“No. These it’s fake ideas,” she says harshly in her broken English. “Concrete, I need. Concrete.” She suggests he pay her $3,000.
In the next scene, Darja is at the same bus stop, but with another man, Maks (Josiah Bania, the only holdover in the four-member cast from the Women’s Theater Festival production in D.C..) Her attitude is at the other extreme; they can’t keep their hands off of one another. We eventually figure out that it is two decades earlier, and that Darja has followed Maks from Poland to America. Although broke, they seem giddy not just with one another but with the feeling of the almost unlimited possibilities of the future. Maks writes blues songs – in Polish — and wants to move to Chicago to become a star.
How did Darja go from a loving relationship to a calculated one? There is no clear answer, but all sorts of clues. The factory down the road from the bus stop where she works in one scene has been shuttered in another scene taking place years later. In that first scene between Darja and Maks, she tells him they need more money.

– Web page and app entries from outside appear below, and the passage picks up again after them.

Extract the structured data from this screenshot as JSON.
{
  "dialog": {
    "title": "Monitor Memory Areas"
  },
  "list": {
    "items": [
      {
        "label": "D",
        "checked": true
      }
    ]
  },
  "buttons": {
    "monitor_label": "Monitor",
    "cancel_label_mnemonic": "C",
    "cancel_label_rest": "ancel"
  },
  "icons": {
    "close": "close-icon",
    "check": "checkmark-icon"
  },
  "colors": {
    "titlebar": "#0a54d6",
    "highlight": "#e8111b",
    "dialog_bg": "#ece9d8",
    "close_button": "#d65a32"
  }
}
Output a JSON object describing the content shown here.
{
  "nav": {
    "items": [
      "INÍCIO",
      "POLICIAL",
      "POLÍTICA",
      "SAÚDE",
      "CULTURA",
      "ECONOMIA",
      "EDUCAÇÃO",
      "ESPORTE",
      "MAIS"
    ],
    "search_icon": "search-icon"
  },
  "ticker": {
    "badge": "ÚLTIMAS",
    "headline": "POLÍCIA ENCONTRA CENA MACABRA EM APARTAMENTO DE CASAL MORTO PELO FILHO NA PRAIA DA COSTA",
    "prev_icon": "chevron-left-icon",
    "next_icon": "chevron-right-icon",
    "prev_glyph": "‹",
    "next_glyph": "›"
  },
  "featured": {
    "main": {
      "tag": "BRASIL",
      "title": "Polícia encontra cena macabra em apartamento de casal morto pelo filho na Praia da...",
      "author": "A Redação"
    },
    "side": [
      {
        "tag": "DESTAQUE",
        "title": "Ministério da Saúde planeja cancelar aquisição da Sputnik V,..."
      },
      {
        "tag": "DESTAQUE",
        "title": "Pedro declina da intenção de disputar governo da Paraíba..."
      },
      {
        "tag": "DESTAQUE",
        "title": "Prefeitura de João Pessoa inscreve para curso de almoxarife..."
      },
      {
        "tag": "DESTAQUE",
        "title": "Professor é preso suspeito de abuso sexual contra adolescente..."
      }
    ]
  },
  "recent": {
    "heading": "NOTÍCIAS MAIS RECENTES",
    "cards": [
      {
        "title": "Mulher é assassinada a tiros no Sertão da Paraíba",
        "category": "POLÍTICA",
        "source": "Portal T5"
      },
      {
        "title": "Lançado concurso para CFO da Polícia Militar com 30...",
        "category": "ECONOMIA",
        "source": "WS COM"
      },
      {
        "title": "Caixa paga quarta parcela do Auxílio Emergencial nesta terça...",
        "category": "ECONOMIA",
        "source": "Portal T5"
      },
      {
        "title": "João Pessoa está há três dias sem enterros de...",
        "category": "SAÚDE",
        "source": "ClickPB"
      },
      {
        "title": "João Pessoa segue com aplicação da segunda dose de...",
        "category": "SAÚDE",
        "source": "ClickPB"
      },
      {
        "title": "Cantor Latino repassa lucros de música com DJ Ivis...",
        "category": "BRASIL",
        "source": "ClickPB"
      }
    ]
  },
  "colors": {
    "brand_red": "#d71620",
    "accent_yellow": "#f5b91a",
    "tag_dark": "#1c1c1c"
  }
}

“Okay but what more I can do?” Maks replies. “I speak English. I have job and I work this all the time. And I am beautiful.”
“What this means, you…” Darja asks.

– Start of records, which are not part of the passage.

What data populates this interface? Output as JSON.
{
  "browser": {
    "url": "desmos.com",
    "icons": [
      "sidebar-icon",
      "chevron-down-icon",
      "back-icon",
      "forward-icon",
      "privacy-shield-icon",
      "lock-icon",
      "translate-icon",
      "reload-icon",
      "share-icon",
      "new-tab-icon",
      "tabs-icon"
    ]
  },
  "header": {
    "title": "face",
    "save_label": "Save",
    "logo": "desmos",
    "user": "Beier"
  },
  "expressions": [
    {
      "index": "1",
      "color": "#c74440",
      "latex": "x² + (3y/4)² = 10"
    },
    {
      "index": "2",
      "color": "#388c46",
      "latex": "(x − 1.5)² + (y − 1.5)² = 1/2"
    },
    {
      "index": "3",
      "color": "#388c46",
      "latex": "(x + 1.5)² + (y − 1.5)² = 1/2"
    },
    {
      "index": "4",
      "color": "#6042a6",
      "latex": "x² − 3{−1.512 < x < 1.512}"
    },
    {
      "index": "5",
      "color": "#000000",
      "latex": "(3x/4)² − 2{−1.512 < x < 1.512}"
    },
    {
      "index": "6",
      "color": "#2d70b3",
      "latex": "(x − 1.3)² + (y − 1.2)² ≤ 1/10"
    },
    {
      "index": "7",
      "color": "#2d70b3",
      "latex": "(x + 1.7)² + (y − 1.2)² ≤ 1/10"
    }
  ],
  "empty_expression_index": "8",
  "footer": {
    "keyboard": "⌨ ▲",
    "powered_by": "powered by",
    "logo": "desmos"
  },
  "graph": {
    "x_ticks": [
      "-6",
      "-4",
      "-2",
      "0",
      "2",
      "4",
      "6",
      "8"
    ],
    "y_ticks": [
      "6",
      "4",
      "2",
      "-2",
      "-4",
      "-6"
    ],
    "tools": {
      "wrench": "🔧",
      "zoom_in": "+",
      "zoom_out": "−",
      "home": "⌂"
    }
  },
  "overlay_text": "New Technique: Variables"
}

“So in America,” Maks continues, “if you beautiful, they give to you jobs. Take two people, put them next each other, both speak English, and, see?, our boss he take the beautiful. You can never be ugly or we will starve. Or fat. Never also be fat.”
There is one more man we see in Ironbound – Shiloh Fernandez in a delicious turn as a hip-hopped teenager, whose first impression on Darja and the audience is revealed as (hilariously) at odds with his actual identity.
There are two other men, unseen, and central to Darja’s misfortunes, whom we glimpsed in snippets of half-understood conversation about them.
Director Daniella Topol (who also directed the play at the Women’s Voices Theater Festival) is willing to keep us in semi-darkness, literally and metaphorically; there are no projections, for example, telling us the year in which a scene takes place. Justin Townsend’s set is deliberately bare and ugly, a place where nobody would linger if they could avoid it.All the men are, on the surface, easily catalogued — Morgan Spector plays Tommy as demonstrative and needy, with little let-up or modulation; Josiah Bania plays Maks as open-hearted and sexy; Shiloh Fernandez is all yo, high-tops, backwards cap and gold chains. Ireland plays Darja as a far more complex character, a mix of principled and practical, protective and pathetic — somebody who hasn’t quite figured out how to survive.
Ironbound is the name of a primarily Portuguese neighborhood in Newark, N.J., a once-industrial area criss-crossed with railroad tracks, now home to ethnic restaurants and working class families, including Italians and Polish. The playwright, who was born in Bytom, Poland and grew up in New Jersey, has a feel for people in such communities, and an understanding of how the trying times that we are living through force survival mode upon them, especially the women.
Ironbound is onstage through April 10, 2016 at Rattlestick Playwrights Theater, 224 Waverly Place, New York, NY 10014. Details and tickets.
Ironbound by Martyna Majok . Directed by Daniella Topol . Scenic and Lighting Design: Justin Townsend . Costume Design: Kaye Voyce . Sound Design: Jane Shaw . Props Design: Zach Serafin . Dialects: Charlotte Fleck and Deb Hecht . Stage Combat, Unkle Dave’s Fight House . Production Management: Jeremy Duncan Pape . Production Stage Manager: Jaimie Van Dyke . Casting:Kelly Gillespie . Produced by Rattlestick Playwrights Theater in association with Women’s Project Theater . Reviewed by Jonathan Mandell.